[Component data from apps and pages]
___
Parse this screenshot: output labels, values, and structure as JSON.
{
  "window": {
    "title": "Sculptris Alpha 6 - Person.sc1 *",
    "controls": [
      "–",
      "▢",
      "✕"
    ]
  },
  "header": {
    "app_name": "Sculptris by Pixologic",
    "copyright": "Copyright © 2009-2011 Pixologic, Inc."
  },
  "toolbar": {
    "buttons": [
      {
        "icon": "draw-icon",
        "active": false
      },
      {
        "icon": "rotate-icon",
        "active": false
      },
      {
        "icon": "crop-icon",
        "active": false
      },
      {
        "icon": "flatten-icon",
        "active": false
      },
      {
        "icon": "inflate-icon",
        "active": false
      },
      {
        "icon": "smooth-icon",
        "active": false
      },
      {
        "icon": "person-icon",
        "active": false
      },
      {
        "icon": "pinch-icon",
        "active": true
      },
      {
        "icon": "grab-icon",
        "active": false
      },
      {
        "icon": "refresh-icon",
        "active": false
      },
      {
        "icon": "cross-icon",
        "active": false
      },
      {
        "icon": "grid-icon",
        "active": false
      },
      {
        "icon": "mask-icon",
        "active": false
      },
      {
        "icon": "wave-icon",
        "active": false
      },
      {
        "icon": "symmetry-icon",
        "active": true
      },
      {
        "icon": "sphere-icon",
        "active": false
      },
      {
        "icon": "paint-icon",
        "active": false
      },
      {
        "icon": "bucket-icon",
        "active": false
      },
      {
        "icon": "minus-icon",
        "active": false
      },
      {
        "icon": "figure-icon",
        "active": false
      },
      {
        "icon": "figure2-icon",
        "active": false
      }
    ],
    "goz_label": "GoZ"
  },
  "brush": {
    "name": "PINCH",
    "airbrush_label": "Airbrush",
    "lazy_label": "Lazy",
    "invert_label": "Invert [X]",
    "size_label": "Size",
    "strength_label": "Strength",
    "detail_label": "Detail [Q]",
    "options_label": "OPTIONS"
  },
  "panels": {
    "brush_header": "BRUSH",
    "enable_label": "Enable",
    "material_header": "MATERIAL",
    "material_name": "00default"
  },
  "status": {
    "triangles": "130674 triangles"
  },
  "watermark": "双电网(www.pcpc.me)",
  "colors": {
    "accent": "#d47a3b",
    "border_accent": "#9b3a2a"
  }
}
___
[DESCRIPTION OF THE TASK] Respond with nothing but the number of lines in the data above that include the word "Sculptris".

[SOLUTION TO THIS EXERCISE] 2